Hence bloody mary ketchup. I pretty much stole my husband’s secret bloody mary recipe and converted it into the perfect foil for hashed browns, fries and tots. It will make your burgers sing, and your onion rings dance, and if you are a fan of a chicken tender, they are inclined in that direction as well. Mix it into some mayo and you have a “special sauce” that everyone will love, and slide a dollop into some sour cream and you have a dip worthy of your baby carrots and broccoli florets. Smear a thick layer on your next meatloaf before baking for a glaze that is at once familiar and totally new.
It won’t cure a hangover, but it won’t cause one either. And whichever kind of morning you are having, bloody mary ketchup will improve it dramatically.
Bloody Mary Ketchup
Makes 1½ cups
This recipe, like bloody marys themselves, is what we like at our house, use it as a guide to create a version that best fits your personal flavor needs. Want it spicier or more lemony less horseradishy? It’s all up to you. But this is a good place to start.
1 12-ounce. bottle chili sauce, I use Heinz
1 teaspoon Worcestershire sauce

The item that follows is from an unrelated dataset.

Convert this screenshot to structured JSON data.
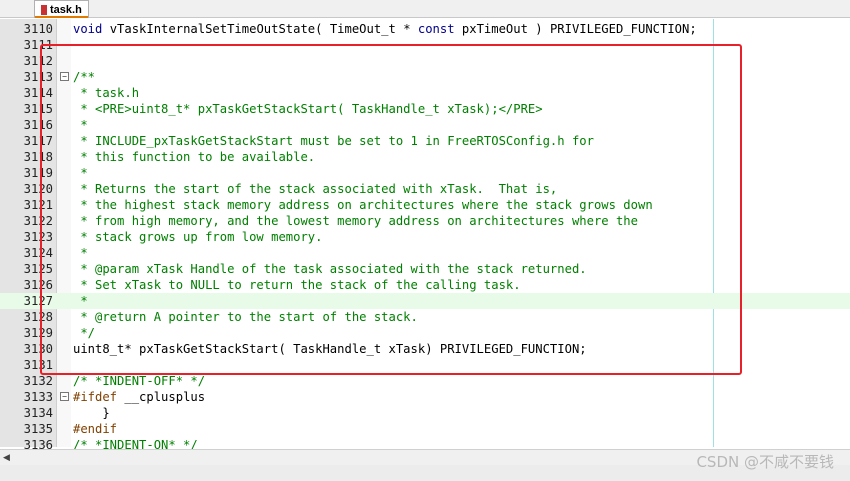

1 teaspoon prepared grated white horseradish (or fresh if you have it on hand)
¾ teaspoon celery seed
1½ teaspoons lemon zest
1 teaspoon hot sauce (I like Frank’s, but use what you have)
1 teaspoon beef bouillon paste (or one beef bouillon cube mashed into paste in one teaspoon of water)
1 tablespoon tomato paste
½ teaspoon of freshly ground black pepper
Mix all of the ingredients in a small bowl with a whisk until well combined. Taste for seasoning, and if needed, add more of any of the seasoning ingredients to your personal taste.